• TASK BRIEF
For this exercise, repeat each entry exactly as written.

**********

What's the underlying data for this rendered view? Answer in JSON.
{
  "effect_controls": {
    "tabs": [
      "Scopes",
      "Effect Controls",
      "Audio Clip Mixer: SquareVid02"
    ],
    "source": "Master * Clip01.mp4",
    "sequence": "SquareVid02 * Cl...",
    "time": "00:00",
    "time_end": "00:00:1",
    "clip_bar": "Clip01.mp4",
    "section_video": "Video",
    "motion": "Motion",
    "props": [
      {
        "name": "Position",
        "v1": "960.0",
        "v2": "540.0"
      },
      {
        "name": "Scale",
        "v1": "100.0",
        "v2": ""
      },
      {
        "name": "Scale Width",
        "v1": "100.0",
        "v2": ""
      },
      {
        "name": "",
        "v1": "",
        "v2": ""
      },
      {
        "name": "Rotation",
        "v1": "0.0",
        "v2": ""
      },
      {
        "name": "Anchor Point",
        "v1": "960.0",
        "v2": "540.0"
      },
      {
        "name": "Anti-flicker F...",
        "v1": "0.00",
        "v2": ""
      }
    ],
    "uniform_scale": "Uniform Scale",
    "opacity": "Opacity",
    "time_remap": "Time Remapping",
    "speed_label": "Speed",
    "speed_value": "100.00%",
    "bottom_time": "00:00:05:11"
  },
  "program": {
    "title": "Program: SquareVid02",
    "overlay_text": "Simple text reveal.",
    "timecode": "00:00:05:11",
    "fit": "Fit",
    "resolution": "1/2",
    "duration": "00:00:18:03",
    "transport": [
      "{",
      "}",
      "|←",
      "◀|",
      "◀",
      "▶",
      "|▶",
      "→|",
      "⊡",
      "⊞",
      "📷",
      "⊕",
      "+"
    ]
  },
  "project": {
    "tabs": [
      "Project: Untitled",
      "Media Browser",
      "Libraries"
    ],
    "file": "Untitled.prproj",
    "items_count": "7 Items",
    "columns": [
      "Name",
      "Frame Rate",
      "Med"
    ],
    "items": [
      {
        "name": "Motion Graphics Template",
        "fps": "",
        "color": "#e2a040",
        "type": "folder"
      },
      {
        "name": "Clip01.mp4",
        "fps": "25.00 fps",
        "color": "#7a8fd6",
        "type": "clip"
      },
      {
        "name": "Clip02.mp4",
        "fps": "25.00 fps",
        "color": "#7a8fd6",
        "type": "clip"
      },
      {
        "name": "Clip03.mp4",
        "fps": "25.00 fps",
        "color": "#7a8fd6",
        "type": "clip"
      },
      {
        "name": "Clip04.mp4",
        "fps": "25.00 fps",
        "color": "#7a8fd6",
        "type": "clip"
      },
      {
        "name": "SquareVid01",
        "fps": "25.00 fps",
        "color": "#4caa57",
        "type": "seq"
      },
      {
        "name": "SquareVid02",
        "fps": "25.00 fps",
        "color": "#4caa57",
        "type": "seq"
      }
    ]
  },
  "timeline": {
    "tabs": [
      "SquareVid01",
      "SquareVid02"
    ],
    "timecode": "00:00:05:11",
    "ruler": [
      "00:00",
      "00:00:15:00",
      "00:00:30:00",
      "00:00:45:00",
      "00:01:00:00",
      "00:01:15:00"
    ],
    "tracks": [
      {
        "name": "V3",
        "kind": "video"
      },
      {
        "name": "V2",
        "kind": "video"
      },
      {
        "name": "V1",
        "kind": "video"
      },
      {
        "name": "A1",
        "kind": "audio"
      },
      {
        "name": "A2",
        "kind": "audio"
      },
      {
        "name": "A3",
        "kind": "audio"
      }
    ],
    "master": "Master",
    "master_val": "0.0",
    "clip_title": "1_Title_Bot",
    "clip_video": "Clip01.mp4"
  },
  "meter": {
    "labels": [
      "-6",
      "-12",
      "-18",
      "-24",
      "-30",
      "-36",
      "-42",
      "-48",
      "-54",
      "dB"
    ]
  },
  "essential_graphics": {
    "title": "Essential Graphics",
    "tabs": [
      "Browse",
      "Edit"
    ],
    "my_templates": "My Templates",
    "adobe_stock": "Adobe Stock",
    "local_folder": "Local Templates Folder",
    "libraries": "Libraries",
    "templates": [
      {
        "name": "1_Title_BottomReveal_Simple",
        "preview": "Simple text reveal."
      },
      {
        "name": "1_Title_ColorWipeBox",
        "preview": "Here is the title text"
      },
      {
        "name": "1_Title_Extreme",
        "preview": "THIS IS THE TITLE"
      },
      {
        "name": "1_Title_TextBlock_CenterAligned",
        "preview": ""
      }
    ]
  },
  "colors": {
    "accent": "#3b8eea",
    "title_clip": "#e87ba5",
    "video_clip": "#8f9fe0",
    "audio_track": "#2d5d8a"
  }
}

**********

• TASK SOLUTION
What's the underlying data for this rendered view? Answer in JSON.
{
  "effect_controls": {
    "tabs": [
      "Scopes",
      "Effect Controls",
      "Audio Clip Mixer: SquareVid02"
    ],
    "source": "Master * Clip01.mp4",
    "sequence": "SquareVid02 * Cl...",
    "time": "00:00",
    "time_end": "00:00:1",
    "clip_bar": "Clip01.mp4",
    "section_video": "Video",
    "motion": "Motion",
    "props": [
      {
        "name": "Position",
        "v1": "960.0",
        "v2": "540.0"
      },
      {
        "name": "Scale",
        "v1": "100.0",
        "v2": ""
      },
      {
        "name": "Scale Width",
        "v1": "100.0",
        "v2": ""
      },
      {
        "name": "",
        "v1": "",
        "v2": ""
      },
      {
        "name": "Rotation",
        "v1": "0.0",
        "v2": ""
      },
      {
        "name": "Anchor Point",
        "v1": "960.0",
        "v2": "540.0"
      },
      {
        "name": "Anti-flicker F...",
        "v1": "0.00",
        "v2": ""
      }
    ],
    "uniform_scale": "Uniform Scale",
    "opacity": "Opacity",
    "time_remap": "Time Remapping",
    "speed_label": "Speed",
    "speed_value": "100.00%",
    "bottom_time": "00:00:05:11"
  },
  "program": {
    "title": "Program: SquareVid02",
    "overlay_text": "Simple text reveal.",
    "timecode": "00:00:05:11",
    "fit": "Fit",
    "resolution": "1/2",
    "duration": "00:00:18:03",
    "transport": [
      "{",
      "}",
      "|←",
      "◀|",
      "◀",
      "▶",
      "|▶",
      "→|",
      "⊡",
      "⊞",
      "📷",
      "⊕",
      "+"
    ]
  },
  "project": {
    "tabs": [
      "Project: Untitled",
      "Media Browser",
      "Libraries"
    ],
    "file": "Untitled.prproj",
    "items_count": "7 Items",
    "columns": [
      "Name",
      "Frame Rate",
      "Med"
    ],
    "items": [
      {
        "name": "Motion Graphics Template",
        "fps": "",
        "color": "#e2a040",
        "type": "folder"
      },
      {
        "name": "Clip01.mp4",
        "fps": "25.00 fps",
        "color": "#7a8fd6",
        "type": "clip"
      },
      {
        "name": "Clip02.mp4",
        "fps": "25.00 fps",
        "color": "#7a8fd6",
        "type": "clip"
      },
      {
        "name": "Clip03.mp4",
        "fps": "25.00 fps",
        "color": "#7a8fd6",
        "type": "clip"
      },
      {
        "name": "Clip04.mp4",
        "fps": "25.00 fps",
        "color": "#7a8fd6",
        "type": "clip"
      },
      {
        "name": "SquareVid01",
        "fps": "25.00 fps",
        "color": "#4caa57",
        "type": "seq"
      },
      {
        "name": "SquareVid02",
        "fps": "25.00 fps",
        "color": "#4caa57",
        "type": "seq"
      }
    ]
  },
  "timeline": {
    "tabs": [
      "SquareVid01",
      "SquareVid02"
    ],
    "timecode": "00:00:05:11",
    "ruler": [
      "00:00",
      "00:00:15:00",
      "00:00:30:00",
      "00:00:45:00",
      "00:01:00:00",
      "00:01:15:00"
    ],
    "tracks": [
      {
        "name": "V3",
        "kind": "video"
      },
      {
        "name": "V2",
        "kind": "video"
      },
      {
        "name": "V1",
        "kind": "video"
      },
      {
        "name": "A1",
        "kind": "audio"
      },
      {
        "name": "A2",
        "kind": "audio"
      },
      {
        "name": "A3",
        "kind": "audio"
      }
    ],
    "master": "Master",
    "master_val": "0.0",
    "clip_title": "1_Title_Bot",
    "clip_video": "Clip01.mp4"
  },
  "meter": {
    "labels": [
      "-6",
      "-12",
      "-18",
      "-24",
      "-30",
      "-36",
      "-42",
      "-48",
      "-54",
      "dB"
    ]
  },
  "essential_graphics": {
    "title": "Essential Graphics",
    "tabs": [
      "Browse",
      "Edit"
    ],
    "my_templates": "My Templates",
    "adobe_stock": "Adobe Stock",
    "local_folder": "Local Templates Folder",
    "libraries": "Libraries",
    "templates": [
      {
        "name": "1_Title_BottomReveal_Simple",
        "preview": "Simple text reveal."
      },
      {
        "name": "1_Title_ColorWipeBox",
        "preview": "Here is the title text"
      },
      {
        "name": "1_Title_Extreme",
        "preview": "THIS IS THE TITLE"
      },
      {
        "name": "1_Title_TextBlock_CenterAligned",
        "preview": ""
      }
    ]
  },
  "colors": {
    "accent": "#3b8eea",
    "title_clip": "#e87ba5",
    "video_clip": "#8f9fe0",
    "audio_track": "#2d5d8a"
  }
}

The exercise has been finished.